Start of Supplied information
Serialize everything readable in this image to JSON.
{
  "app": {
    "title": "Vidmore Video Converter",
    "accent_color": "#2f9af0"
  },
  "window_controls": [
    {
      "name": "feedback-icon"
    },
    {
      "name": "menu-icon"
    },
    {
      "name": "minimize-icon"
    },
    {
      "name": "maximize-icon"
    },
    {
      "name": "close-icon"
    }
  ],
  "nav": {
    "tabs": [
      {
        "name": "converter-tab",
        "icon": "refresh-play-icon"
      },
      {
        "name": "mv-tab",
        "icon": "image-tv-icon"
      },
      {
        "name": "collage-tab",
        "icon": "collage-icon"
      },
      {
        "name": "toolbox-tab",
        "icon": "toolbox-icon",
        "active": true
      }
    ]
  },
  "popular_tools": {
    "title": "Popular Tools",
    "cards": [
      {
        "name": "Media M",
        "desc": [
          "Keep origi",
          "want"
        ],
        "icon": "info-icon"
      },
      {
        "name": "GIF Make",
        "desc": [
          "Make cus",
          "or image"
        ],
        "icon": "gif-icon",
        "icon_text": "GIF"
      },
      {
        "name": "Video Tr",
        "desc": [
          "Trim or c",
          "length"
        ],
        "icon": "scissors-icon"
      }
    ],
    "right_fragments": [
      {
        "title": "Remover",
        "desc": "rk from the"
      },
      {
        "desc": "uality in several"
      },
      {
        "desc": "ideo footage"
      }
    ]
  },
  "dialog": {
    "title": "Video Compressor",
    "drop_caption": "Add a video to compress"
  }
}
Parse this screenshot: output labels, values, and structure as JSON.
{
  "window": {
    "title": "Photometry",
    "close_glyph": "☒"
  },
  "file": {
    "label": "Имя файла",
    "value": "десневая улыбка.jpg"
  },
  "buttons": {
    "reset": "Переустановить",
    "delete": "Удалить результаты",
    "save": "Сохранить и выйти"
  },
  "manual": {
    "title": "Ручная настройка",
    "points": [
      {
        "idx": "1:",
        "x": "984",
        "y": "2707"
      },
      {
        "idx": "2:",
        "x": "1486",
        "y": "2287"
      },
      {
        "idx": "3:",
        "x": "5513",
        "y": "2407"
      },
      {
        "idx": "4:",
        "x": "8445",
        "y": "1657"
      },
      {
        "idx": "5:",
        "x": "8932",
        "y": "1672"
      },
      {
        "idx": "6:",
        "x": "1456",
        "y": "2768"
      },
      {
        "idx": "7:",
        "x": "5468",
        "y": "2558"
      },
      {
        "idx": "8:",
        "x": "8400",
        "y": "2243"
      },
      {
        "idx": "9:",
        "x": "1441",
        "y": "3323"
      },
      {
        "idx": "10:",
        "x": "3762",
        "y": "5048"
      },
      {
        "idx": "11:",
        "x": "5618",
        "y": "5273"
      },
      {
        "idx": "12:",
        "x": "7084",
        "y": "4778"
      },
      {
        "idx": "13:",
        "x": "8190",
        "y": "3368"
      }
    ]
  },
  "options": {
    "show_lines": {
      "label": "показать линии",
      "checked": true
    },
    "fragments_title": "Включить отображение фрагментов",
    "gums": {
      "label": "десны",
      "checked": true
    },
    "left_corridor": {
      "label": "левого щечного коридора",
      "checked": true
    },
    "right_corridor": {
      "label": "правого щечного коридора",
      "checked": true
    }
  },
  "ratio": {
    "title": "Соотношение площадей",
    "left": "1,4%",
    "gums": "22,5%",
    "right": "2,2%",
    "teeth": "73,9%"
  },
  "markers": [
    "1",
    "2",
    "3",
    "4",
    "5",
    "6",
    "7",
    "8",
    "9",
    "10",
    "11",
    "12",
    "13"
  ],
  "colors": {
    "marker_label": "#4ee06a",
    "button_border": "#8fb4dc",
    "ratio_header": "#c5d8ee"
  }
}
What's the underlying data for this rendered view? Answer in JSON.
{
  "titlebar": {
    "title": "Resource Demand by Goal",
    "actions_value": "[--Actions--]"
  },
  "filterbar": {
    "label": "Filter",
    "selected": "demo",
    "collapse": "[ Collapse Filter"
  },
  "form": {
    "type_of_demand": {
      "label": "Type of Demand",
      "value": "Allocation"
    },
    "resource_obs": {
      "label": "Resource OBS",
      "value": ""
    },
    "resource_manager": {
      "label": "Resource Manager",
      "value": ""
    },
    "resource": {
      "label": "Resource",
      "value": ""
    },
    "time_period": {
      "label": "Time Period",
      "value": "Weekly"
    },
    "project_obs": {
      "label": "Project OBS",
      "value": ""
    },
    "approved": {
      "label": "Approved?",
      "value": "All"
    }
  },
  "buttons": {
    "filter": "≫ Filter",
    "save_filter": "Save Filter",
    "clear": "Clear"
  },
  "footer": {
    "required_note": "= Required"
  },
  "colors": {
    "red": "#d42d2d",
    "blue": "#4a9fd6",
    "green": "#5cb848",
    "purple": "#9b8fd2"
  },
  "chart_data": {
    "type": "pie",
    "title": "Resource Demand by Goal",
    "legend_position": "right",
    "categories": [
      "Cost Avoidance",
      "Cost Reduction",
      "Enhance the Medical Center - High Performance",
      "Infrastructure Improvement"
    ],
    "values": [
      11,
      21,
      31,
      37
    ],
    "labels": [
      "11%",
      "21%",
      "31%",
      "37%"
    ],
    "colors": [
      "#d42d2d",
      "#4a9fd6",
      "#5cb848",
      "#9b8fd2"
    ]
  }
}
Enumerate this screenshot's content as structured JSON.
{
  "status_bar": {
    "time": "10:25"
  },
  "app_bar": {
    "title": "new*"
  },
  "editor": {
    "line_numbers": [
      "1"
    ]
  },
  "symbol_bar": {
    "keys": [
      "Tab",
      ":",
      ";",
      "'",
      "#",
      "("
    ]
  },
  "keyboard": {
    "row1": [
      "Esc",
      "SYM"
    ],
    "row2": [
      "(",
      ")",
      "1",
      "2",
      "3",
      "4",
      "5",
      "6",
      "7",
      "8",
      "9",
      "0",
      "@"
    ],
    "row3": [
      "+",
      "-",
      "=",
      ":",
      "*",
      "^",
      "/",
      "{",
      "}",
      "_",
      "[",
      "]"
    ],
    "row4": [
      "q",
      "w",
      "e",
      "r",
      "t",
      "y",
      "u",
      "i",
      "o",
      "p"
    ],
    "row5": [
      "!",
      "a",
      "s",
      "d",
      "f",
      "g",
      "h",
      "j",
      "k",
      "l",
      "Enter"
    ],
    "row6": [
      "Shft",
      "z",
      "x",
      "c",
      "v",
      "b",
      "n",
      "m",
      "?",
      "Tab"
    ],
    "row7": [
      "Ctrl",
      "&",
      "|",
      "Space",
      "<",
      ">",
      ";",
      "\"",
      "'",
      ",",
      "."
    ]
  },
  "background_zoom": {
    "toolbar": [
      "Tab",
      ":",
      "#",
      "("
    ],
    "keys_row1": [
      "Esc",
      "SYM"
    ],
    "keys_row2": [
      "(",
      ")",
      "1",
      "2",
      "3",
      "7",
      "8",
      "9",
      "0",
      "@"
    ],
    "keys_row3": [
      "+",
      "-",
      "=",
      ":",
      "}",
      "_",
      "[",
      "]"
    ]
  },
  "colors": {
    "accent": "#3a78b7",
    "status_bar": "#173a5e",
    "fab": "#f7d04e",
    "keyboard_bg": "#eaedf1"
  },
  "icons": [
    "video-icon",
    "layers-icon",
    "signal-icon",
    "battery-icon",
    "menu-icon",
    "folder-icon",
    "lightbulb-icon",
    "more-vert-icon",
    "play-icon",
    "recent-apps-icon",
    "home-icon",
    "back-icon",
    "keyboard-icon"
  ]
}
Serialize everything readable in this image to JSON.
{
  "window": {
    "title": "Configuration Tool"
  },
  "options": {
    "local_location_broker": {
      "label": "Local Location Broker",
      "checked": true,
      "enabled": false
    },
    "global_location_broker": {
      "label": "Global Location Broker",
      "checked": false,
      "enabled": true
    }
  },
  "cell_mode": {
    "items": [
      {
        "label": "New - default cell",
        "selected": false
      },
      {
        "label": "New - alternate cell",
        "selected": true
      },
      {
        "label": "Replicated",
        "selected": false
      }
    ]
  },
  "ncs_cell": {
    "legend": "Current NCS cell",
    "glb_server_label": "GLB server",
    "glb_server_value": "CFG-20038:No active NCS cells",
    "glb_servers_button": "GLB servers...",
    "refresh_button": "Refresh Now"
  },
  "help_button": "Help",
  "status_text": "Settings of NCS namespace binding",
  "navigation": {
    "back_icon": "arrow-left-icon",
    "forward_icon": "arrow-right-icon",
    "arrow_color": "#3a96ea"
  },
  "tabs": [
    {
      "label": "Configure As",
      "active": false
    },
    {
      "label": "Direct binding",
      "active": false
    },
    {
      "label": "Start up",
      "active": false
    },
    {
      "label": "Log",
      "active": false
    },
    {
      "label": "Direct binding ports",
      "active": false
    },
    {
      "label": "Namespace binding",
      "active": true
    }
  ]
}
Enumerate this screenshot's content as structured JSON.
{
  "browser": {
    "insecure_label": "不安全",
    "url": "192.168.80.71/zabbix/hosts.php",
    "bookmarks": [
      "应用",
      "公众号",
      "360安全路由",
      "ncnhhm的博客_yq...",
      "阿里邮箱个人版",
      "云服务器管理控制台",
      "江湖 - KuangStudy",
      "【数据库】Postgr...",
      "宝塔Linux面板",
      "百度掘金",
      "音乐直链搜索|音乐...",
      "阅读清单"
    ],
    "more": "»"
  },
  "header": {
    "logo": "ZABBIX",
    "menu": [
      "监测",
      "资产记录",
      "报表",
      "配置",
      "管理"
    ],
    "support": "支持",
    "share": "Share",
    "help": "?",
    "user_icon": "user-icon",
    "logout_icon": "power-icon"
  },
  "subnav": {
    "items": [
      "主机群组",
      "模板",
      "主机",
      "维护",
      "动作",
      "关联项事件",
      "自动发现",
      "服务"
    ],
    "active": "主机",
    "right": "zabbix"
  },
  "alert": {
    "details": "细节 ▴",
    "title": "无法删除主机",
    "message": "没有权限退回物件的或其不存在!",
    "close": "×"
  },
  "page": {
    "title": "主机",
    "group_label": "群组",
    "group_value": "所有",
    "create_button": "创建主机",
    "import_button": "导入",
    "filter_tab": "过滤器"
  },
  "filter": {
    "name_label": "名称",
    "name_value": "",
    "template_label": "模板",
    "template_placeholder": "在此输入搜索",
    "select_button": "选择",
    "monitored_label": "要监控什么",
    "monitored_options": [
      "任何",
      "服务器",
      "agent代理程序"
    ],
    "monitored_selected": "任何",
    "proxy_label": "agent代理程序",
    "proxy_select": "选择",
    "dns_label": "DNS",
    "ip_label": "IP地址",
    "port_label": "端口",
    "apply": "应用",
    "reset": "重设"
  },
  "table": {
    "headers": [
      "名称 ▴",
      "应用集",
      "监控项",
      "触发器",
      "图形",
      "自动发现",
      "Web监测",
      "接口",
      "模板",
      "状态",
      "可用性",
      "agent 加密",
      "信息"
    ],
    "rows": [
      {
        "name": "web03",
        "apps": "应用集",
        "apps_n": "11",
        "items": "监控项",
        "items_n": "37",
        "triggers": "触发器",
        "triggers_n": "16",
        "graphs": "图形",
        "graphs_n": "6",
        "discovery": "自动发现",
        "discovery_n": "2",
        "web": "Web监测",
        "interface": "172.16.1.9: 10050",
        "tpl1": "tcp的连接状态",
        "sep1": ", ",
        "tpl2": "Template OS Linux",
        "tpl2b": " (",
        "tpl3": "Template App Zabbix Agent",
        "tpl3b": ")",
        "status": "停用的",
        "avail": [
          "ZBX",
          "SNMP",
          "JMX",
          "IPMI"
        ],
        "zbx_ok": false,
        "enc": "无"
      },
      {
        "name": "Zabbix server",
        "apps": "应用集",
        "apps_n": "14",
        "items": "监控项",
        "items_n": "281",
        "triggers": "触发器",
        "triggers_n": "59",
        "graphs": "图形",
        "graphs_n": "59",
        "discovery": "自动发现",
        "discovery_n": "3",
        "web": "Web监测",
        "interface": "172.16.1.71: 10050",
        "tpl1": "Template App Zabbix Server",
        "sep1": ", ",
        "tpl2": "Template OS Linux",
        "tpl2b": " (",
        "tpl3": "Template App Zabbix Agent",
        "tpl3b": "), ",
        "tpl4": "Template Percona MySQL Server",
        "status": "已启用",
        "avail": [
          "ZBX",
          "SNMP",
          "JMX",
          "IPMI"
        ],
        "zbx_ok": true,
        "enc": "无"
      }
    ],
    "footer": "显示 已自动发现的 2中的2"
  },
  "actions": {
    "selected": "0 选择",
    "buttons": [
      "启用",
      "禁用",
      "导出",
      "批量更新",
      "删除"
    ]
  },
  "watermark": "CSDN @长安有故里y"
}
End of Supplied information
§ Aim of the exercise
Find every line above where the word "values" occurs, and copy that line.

§ Final answer
Parse this screenshot: output labels, values, and structure as JSON.
    "values": [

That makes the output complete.